**Exercise goal:**
Exact reproduction of all the data is needed.

### Recorded data ###

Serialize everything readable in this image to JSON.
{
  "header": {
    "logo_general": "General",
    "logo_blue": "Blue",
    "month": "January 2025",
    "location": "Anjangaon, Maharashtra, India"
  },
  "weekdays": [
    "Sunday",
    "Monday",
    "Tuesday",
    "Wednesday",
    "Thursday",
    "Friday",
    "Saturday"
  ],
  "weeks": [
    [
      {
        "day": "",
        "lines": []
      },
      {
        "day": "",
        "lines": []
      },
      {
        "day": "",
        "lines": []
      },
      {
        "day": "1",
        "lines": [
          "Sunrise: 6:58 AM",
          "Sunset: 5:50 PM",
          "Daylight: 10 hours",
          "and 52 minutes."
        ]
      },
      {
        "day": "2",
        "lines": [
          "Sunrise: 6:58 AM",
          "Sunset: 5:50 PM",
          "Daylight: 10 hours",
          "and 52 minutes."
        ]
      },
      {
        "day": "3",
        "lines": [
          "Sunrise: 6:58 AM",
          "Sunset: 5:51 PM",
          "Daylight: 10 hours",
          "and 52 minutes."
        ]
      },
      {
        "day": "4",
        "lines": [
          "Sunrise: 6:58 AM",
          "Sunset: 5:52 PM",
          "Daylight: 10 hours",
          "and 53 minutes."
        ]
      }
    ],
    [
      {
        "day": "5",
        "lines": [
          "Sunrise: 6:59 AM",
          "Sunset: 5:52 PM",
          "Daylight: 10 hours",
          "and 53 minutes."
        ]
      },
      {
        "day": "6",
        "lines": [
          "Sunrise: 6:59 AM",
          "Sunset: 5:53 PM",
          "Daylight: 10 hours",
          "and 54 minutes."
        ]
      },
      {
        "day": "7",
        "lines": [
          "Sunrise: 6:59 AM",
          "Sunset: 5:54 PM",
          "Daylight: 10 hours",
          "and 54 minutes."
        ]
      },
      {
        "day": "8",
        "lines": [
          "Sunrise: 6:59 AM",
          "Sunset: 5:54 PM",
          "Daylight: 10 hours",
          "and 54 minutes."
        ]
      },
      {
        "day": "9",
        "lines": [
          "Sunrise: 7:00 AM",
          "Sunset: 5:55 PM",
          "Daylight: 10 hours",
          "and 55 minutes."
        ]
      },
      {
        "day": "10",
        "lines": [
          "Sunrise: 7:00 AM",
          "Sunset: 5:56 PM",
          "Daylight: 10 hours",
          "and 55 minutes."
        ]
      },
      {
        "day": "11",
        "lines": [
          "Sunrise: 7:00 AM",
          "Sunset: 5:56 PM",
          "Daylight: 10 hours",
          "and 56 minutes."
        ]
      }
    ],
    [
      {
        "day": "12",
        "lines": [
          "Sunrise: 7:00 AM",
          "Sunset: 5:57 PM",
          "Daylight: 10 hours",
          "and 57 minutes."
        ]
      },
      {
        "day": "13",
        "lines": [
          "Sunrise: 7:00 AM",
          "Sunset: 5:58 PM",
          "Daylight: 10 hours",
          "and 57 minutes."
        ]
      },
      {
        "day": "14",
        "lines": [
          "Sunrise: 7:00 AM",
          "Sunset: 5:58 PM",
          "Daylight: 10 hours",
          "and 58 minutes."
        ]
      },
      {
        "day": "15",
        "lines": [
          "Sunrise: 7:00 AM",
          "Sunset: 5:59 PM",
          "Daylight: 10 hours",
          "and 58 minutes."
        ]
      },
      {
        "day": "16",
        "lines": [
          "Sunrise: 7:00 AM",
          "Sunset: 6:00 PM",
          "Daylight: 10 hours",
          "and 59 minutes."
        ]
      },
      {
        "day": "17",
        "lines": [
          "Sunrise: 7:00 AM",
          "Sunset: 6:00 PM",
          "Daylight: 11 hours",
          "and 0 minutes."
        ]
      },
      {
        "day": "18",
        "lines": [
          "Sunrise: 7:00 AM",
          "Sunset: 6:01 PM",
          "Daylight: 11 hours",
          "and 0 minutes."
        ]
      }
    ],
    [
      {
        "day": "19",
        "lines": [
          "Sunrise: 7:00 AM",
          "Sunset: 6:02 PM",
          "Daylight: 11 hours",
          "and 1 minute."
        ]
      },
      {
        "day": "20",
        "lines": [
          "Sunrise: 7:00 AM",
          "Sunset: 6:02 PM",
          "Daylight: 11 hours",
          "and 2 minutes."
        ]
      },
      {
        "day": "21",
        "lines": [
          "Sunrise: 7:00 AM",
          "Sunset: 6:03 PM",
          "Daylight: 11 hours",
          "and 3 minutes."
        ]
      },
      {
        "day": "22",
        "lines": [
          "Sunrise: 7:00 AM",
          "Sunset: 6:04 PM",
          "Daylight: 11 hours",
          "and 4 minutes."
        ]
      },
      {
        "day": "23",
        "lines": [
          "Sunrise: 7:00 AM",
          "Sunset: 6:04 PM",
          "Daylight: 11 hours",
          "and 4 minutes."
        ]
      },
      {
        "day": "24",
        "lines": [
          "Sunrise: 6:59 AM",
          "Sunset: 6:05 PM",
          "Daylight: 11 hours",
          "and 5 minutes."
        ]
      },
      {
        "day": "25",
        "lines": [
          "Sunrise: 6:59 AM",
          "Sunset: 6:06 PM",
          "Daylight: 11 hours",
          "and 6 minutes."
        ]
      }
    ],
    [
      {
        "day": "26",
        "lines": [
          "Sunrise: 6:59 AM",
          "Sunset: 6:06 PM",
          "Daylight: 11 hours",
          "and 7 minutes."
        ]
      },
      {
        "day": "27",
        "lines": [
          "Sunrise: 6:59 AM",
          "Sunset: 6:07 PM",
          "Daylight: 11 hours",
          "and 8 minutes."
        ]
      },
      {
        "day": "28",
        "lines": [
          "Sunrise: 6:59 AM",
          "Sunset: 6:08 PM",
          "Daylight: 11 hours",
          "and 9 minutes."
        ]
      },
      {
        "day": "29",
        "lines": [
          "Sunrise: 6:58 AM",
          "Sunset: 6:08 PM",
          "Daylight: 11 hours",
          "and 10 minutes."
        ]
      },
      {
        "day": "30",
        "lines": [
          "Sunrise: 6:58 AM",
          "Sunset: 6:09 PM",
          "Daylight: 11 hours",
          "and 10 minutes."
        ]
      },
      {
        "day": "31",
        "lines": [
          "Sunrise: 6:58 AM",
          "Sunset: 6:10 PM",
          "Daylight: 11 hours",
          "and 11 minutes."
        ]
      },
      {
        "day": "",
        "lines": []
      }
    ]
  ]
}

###

**Problem solution:**
Serialize everything readable in this image to JSON.
{
  "header": {
    "logo_general": "General",
    "logo_blue": "Blue",
    "month": "January 2025",
    "location": "Anjangaon, Maharashtra, India"
  },
  "weekdays": [
    "Sunday",
    "Monday",
    "Tuesday",
    "Wednesday",
    "Thursday",
    "Friday",
    "Saturday"
  ],
  "weeks": [
    [
      {
        "day": "",
        "lines": []
      },
      {
        "day": "",
        "lines": []
      },
      {
        "day": "",
        "lines": []
      },
      {
        "day": "1",
        "lines": [
          "Sunrise: 6:58 AM",
          "Sunset: 5:50 PM",
          "Daylight: 10 hours",
          "and 52 minutes."
        ]
      },
      {
        "day": "2",
        "lines": [
          "Sunrise: 6:58 AM",
          "Sunset: 5:50 PM",
          "Daylight: 10 hours",
          "and 52 minutes."
        ]
      },
      {
        "day": "3",
        "lines": [
          "Sunrise: 6:58 AM",
          "Sunset: 5:51 PM",
          "Daylight: 10 hours",
          "and 52 minutes."
        ]
      },
      {
        "day": "4",
        "lines": [
          "Sunrise: 6:58 AM",
          "Sunset: 5:52 PM",
          "Daylight: 10 hours",
          "and 53 minutes."
        ]
      }
    ],
    [
      {
        "day": "5",
        "lines": [
          "Sunrise: 6:59 AM",
          "Sunset: 5:52 PM",
          "Daylight: 10 hours",
          "and 53 minutes."
        ]
      },
      {
        "day": "6",
        "lines": [
          "Sunrise: 6:59 AM",
          "Sunset: 5:53 PM",
          "Daylight: 10 hours",
          "and 54 minutes."
        ]
      },
      {
        "day": "7",
        "lines": [
          "Sunrise: 6:59 AM",
          "Sunset: 5:54 PM",
          "Daylight: 10 hours",
          "and 54 minutes."
        ]
      },
      {
        "day": "8",
        "lines": [
          "Sunrise: 6:59 AM",
          "Sunset: 5:54 PM",
          "Daylight: 10 hours",
          "and 54 minutes."
        ]
      },
      {
        "day": "9",
        "lines": [
          "Sunrise: 7:00 AM",
          "Sunset: 5:55 PM",
          "Daylight: 10 hours",
          "and 55 minutes."
        ]
      },
      {
        "day": "10",
        "lines": [
          "Sunrise: 7:00 AM",
          "Sunset: 5:56 PM",
          "Daylight: 10 hours",
          "and 55 minutes."
        ]
      },
      {
        "day": "11",
        "lines": [
          "Sunrise: 7:00 AM",
          "Sunset: 5:56 PM",
          "Daylight: 10 hours",
          "and 56 minutes."
        ]
      }
    ],
    [
      {
        "day": "12",
        "lines": [
          "Sunrise: 7:00 AM",
          "Sunset: 5:57 PM",
          "Daylight: 10 hours",
          "and 57 minutes."
        ]
      },
      {
        "day": "13",
        "lines": [
          "Sunrise: 7:00 AM",
          "Sunset: 5:58 PM",
          "Daylight: 10 hours",
          "and 57 minutes."
        ]
      },
      {
        "day": "14",
        "lines": [
          "Sunrise: 7:00 AM",
          "Sunset: 5:58 PM",
          "Daylight: 10 hours",
          "and 58 minutes."
        ]
      },
      {
        "day": "15",
        "lines": [
          "Sunrise: 7:00 AM",
          "Sunset: 5:59 PM",
          "Daylight: 10 hours",
          "and 58 minutes."
        ]
      },
      {
        "day": "16",
        "lines": [
          "Sunrise: 7:00 AM",
          "Sunset: 6:00 PM",
          "Daylight: 10 hours",
          "and 59 minutes."
        ]
      },
      {
        "day": "17",
        "lines": [
          "Sunrise: 7:00 AM",
          "Sunset: 6:00 PM",
          "Daylight: 11 hours",
          "and 0 minutes."
        ]
      },
      {
        "day": "18",
        "lines": [
          "Sunrise: 7:00 AM",
          "Sunset: 6:01 PM",
          "Daylight: 11 hours",
          "and 0 minutes."
        ]
      }
    ],
    [
      {
        "day": "19",
        "lines": [
          "Sunrise: 7:00 AM",
          "Sunset: 6:02 PM",
          "Daylight: 11 hours",
          "and 1 minute."
        ]
      },
      {
        "day": "20",
        "lines": [
          "Sunrise: 7:00 AM",
          "Sunset: 6:02 PM",
          "Daylight: 11 hours",
          "and 2 minutes."
        ]
      },
      {
        "day": "21",
        "lines": [
          "Sunrise: 7:00 AM",
          "Sunset: 6:03 PM",
          "Daylight: 11 hours",
          "and 3 minutes."
        ]
      },
      {
        "day": "22",
        "lines": [
          "Sunrise: 7:00 AM",
          "Sunset: 6:04 PM",
          "Daylight: 11 hours",
          "and 4 minutes."
        ]
      },
      {
        "day": "23",
        "lines": [
          "Sunrise: 7:00 AM",
          "Sunset: 6:04 PM",
          "Daylight: 11 hours",
          "and 4 minutes."
        ]
      },
      {
        "day": "24",
        "lines": [
          "Sunrise: 6:59 AM",
          "Sunset: 6:05 PM",
          "Daylight: 11 hours",
          "and 5 minutes."
        ]
      },
      {
        "day": "25",
        "lines": [
          "Sunrise: 6:59 AM",
          "Sunset: 6:06 PM",
          "Daylight: 11 hours",
          "and 6 minutes."
        ]
      }
    ],
    [
      {
        "day": "26",
        "lines": [
          "Sunrise: 6:59 AM",
          "Sunset: 6:06 PM",
          "Daylight: 11 hours",
          "and 7 minutes."
        ]
      },
      {
        "day": "27",
        "lines": [
          "Sunrise: 6:59 AM",
          "Sunset: 6:07 PM",
          "Daylight: 11 hours",
          "and 8 minutes."
        ]
      },
      {
        "day": "28",
        "lines": [
          "Sunrise: 6:59 AM",
          "Sunset: 6:08 PM",
          "Daylight: 11 hours",
          "and 9 minutes."
        ]
      },
      {
        "day": "29",
        "lines": [
          "Sunrise: 6:58 AM",
          "Sunset: 6:08 PM",
          "Daylight: 11 hours",
          "and 10 minutes."
        ]
      },
      {
        "day": "30",
        "lines": [
          "Sunrise: 6:58 AM",
          "Sunset: 6:09 PM",
          "Daylight: 11 hours",
          "and 10 minutes."
        ]
      },
      {
        "day": "31",
        "lines": [
          "Sunrise: 6:58 AM",
          "Sunset: 6:10 PM",
          "Daylight: 11 hours",
          "and 11 minutes."
        ]
      },
      {
        "day": "",
        "lines": []
      }
    ]
  ]
}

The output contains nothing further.